## WHAT THE TASK REQUIRES
Copy all the lines of the data that include the word "JSON".

## DATASET EXTRACT
☆ ☆ ☆

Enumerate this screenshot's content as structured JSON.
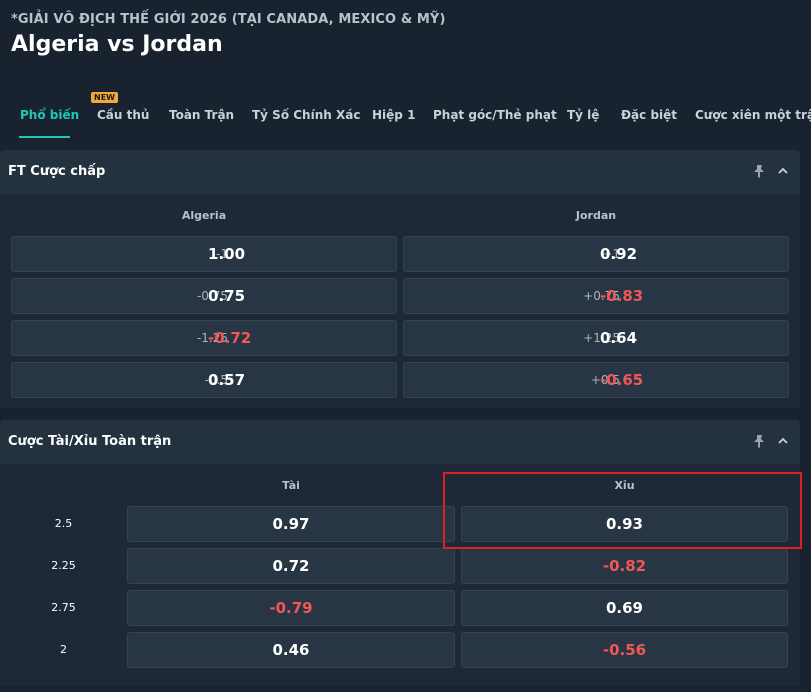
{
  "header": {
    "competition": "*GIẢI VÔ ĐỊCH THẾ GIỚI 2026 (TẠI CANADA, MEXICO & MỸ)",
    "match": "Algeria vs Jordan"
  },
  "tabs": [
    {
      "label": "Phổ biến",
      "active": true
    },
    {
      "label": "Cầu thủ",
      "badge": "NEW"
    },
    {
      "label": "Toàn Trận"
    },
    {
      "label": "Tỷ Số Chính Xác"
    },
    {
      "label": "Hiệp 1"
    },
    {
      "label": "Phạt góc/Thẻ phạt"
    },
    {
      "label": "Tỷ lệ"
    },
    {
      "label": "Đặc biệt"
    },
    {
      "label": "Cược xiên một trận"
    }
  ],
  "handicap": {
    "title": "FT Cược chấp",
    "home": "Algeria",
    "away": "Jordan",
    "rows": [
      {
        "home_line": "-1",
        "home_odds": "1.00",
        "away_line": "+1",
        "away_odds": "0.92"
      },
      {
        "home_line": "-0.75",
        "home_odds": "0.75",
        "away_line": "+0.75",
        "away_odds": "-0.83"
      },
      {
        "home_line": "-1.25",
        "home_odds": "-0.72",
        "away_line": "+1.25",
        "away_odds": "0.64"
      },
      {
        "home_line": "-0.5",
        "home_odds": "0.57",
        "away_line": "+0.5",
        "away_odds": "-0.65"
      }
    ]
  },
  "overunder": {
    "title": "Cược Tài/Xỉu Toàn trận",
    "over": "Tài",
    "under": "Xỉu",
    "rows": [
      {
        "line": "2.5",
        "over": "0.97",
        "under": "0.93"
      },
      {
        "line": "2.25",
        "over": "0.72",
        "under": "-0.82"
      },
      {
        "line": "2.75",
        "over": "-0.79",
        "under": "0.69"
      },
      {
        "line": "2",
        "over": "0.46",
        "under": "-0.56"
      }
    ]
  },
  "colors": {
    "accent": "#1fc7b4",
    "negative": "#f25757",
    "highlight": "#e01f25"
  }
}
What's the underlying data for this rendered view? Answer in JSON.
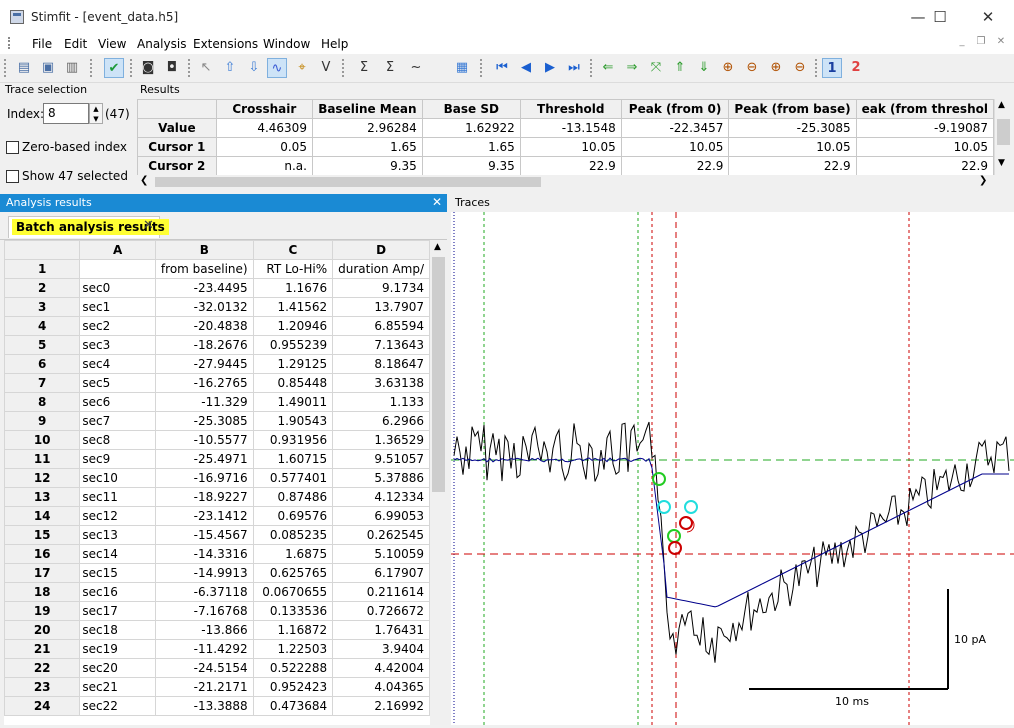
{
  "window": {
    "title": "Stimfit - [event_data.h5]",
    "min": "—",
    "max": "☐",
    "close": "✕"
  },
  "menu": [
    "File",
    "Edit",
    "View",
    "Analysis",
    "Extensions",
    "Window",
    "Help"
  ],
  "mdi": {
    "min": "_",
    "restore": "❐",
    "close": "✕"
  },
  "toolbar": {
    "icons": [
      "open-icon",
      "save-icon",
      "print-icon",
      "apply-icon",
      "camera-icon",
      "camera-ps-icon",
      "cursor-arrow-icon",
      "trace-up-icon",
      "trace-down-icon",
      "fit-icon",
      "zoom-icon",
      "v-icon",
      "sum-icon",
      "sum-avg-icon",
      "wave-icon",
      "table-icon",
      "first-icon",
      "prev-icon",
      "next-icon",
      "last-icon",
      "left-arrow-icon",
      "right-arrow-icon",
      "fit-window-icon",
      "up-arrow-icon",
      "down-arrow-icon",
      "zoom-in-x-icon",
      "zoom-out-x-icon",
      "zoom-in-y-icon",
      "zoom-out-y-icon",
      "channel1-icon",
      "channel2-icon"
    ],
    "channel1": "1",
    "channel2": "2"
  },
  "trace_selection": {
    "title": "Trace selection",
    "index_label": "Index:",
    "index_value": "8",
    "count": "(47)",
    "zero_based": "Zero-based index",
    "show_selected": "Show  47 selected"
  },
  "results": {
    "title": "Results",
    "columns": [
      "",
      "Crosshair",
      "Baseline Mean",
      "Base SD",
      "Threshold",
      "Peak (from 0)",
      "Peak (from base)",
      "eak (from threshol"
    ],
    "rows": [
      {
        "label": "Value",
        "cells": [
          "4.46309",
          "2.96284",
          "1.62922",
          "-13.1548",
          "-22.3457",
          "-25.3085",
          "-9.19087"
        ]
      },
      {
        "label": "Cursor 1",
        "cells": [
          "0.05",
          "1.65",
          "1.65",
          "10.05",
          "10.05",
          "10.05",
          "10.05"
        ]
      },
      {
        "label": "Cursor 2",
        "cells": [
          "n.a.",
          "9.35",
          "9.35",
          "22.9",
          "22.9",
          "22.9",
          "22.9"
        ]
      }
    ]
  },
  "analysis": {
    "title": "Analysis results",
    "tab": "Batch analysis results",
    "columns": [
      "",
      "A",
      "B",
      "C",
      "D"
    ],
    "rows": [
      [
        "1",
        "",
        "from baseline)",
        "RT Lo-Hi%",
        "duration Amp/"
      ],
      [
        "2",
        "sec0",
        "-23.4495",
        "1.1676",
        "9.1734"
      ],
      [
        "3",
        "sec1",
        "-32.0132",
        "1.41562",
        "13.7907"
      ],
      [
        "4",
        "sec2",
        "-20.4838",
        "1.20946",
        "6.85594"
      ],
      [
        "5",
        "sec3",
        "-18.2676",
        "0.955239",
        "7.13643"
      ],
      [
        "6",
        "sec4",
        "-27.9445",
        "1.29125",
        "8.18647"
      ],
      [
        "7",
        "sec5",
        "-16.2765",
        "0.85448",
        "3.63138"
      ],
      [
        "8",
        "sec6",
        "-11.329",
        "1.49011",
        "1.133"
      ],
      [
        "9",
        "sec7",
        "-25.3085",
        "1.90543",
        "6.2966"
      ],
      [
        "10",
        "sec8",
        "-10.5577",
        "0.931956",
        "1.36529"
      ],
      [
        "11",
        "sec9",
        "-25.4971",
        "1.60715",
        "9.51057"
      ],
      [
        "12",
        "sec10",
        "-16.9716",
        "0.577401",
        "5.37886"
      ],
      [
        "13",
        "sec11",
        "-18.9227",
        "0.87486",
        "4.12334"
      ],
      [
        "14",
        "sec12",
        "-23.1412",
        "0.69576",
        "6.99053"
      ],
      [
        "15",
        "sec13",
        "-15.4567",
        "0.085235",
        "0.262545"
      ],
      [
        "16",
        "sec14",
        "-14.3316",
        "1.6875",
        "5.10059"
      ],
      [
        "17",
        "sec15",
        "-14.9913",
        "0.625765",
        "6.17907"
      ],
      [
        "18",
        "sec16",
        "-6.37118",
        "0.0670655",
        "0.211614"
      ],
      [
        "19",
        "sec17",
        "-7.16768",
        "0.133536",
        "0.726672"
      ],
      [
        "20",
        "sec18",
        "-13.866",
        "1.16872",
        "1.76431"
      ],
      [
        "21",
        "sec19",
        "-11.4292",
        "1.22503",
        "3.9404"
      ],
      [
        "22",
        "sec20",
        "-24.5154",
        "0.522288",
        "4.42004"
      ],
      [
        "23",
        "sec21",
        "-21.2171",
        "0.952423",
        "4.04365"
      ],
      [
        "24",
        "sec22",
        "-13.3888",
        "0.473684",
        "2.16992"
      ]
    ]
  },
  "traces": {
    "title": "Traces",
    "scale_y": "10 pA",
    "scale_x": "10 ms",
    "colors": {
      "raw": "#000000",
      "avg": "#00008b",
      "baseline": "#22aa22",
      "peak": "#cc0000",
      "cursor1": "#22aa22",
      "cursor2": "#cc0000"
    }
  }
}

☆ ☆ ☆

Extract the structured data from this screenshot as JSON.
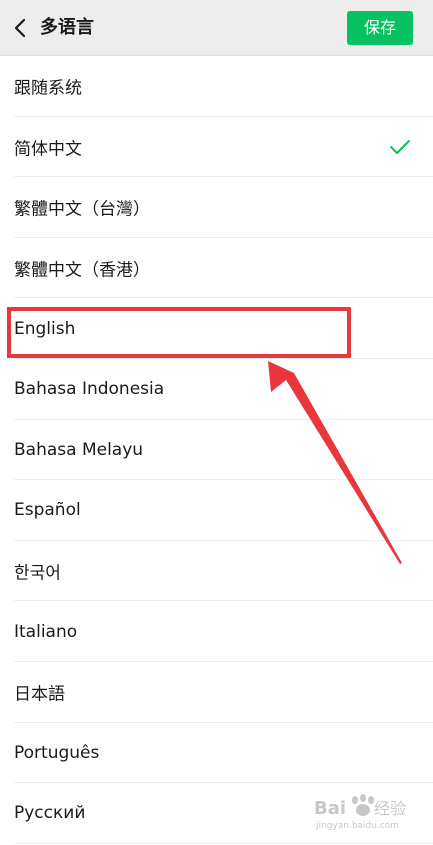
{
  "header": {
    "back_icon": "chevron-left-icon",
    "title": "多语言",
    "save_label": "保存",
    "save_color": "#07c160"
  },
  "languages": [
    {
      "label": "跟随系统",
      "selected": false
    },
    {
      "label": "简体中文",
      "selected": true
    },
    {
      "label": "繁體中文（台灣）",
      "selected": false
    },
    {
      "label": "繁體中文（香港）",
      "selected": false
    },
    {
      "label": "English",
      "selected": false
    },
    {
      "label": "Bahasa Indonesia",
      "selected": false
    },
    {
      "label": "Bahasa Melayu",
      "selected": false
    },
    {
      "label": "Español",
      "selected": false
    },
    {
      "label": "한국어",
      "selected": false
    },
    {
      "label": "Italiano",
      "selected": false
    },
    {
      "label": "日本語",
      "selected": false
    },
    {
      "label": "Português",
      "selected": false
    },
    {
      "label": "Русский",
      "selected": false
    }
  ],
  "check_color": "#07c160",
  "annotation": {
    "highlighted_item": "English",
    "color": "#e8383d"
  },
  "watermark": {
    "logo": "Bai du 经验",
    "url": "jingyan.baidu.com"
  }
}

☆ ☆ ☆

## EXERCISE RESPONSE
Enumerate this screenshot's content as structured JSON.
What's the underlying data for this rendered view? Answer in JSON.
Extract the structured data from this screenshot as JSON.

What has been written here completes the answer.